_Assignment_. Copy every record that appears below, exactly as it stands.

_Records to process_.
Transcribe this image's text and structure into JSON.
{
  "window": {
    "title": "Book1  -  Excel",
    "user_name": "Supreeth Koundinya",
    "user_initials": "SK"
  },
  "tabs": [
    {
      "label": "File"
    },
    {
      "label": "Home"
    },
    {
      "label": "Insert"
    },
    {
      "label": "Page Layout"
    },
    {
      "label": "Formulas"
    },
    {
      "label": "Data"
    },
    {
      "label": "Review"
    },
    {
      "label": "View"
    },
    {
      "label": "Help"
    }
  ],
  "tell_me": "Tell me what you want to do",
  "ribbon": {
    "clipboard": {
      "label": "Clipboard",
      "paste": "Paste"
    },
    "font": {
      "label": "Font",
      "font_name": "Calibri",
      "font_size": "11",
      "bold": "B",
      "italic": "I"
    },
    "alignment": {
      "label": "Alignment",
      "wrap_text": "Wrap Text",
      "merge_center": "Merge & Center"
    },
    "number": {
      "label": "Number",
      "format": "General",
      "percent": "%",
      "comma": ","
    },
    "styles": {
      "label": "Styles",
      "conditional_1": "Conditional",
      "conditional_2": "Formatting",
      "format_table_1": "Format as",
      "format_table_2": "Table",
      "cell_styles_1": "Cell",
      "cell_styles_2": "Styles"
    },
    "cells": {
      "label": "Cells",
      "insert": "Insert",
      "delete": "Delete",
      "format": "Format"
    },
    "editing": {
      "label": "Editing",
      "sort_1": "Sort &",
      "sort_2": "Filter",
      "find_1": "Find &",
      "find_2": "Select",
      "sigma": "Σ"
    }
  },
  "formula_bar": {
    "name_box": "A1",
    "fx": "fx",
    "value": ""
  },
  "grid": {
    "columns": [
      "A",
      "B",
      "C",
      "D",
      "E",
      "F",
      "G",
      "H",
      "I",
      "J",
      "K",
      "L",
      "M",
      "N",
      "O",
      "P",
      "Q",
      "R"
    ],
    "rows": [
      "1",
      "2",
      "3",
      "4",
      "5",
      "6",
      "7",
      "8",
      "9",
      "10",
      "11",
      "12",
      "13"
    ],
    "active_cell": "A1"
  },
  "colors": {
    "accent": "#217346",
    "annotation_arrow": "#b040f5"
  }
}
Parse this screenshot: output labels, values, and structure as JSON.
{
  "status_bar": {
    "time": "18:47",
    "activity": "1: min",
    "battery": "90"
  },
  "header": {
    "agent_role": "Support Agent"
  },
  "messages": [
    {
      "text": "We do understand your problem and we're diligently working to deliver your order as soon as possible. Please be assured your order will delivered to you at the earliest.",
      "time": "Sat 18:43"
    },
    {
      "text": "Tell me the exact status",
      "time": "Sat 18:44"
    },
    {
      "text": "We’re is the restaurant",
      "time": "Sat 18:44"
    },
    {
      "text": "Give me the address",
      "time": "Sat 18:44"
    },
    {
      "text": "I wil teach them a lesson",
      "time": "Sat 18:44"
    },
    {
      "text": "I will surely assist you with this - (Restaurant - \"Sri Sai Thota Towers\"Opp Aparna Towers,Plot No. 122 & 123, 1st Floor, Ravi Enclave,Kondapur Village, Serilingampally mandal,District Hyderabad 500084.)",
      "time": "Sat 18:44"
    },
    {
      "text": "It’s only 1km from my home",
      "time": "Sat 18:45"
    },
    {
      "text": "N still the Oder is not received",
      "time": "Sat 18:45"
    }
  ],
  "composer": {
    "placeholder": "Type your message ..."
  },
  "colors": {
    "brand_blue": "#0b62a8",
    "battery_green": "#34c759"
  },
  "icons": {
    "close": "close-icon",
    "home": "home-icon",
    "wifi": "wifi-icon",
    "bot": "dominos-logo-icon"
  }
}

_Exercise solution_.
Transcribe this image's text and structure into JSON.
{
  "window": {
    "title": "Book1  -  Excel",
    "user_name": "Supreeth Koundinya",
    "user_initials": "SK"
  },
  "tabs": [
    {
      "label": "File"
    },
    {
      "label": "Home"
    },
    {
      "label": "Insert"
    },
    {
      "label": "Page Layout"
    },
    {
      "label": "Formulas"
    },
    {
      "label": "Data"
    },
    {
      "label": "Review"
    },
    {
      "label": "View"
    },
    {
      "label": "Help"
    }
  ],
  "tell_me": "Tell me what you want to do",
  "ribbon": {
    "clipboard": {
      "label": "Clipboard",
      "paste": "Paste"
    },
    "font": {
      "label": "Font",
      "font_name": "Calibri",
      "font_size": "11",
      "bold": "B",
      "italic": "I"
    },
    "alignment": {
      "label": "Alignment",
      "wrap_text": "Wrap Text",
      "merge_center": "Merge & Center"
    },
    "number": {
      "label": "Number",
      "format": "General",
      "percent": "%",
      "comma": ","
    },
    "styles": {
      "label": "Styles",
      "conditional_1": "Conditional",
      "conditional_2": "Formatting",
      "format_table_1": "Format as",
      "format_table_2": "Table",
      "cell_styles_1": "Cell",
      "cell_styles_2": "Styles"
    },
    "cells": {
      "label": "Cells",
      "insert": "Insert",
      "delete": "Delete",
      "format": "Format"
    },
    "editing": {
      "label": "Editing",
      "sort_1": "Sort &",
      "sort_2": "Filter",
      "find_1": "Find &",
      "find_2": "Select",
      "sigma": "Σ"
    }
  },
  "formula_bar": {
    "name_box": "A1",
    "fx": "fx",
    "value": ""
  },
  "grid": {
    "columns": [
      "A",
      "B",
      "C",
      "D",
      "E",
      "F",
      "G",
      "H",
      "I",
      "J",
      "K",
      "L",
      "M",
      "N",
      "O",
      "P",
      "Q",
      "R"
    ],
    "rows": [
      "1",
      "2",
      "3",
      "4",
      "5",
      "6",
      "7",
      "8",
      "9",
      "10",
      "11",
      "12",
      "13"
    ],
    "active_cell": "A1"
  },
  "colors": {
    "accent": "#217346",
    "annotation_arrow": "#b040f5"
  }
}
Parse this screenshot: output labels, values, and structure as JSON.
{
  "status_bar": {
    "time": "18:47",
    "activity": "1: min",
    "battery": "90"
  },
  "header": {
    "agent_role": "Support Agent"
  },
  "messages": [
    {
      "text": "We do understand your problem and we're diligently working to deliver your order as soon as possible. Please be assured your order will delivered to you at the earliest.",
      "time": "Sat 18:43"
    },
    {
      "text": "Tell me the exact status",
      "time": "Sat 18:44"
    },
    {
      "text": "We’re is the restaurant",
      "time": "Sat 18:44"
    },
    {
      "text": "Give me the address",
      "time": "Sat 18:44"
    },
    {
      "text": "I wil teach them a lesson",
      "time": "Sat 18:44"
    },
    {
      "text": "I will surely assist you with this - (Restaurant - \"Sri Sai Thota Towers\"Opp Aparna Towers,Plot No. 122 & 123, 1st Floor, Ravi Enclave,Kondapur Village, Serilingampally mandal,District Hyderabad 500084.)",
      "time": "Sat 18:44"
    },
    {
      "text": "It’s only 1km from my home",
      "time": "Sat 18:45"
    },
    {
      "text": "N still the Oder is not received",
      "time": "Sat 18:45"
    }
  ],
  "composer": {
    "placeholder": "Type your message ..."
  },
  "colors": {
    "brand_blue": "#0b62a8",
    "battery_green": "#34c759"
  },
  "icons": {
    "close": "close-icon",
    "home": "home-icon",
    "wifi": "wifi-icon",
    "bot": "dominos-logo-icon"
  }
}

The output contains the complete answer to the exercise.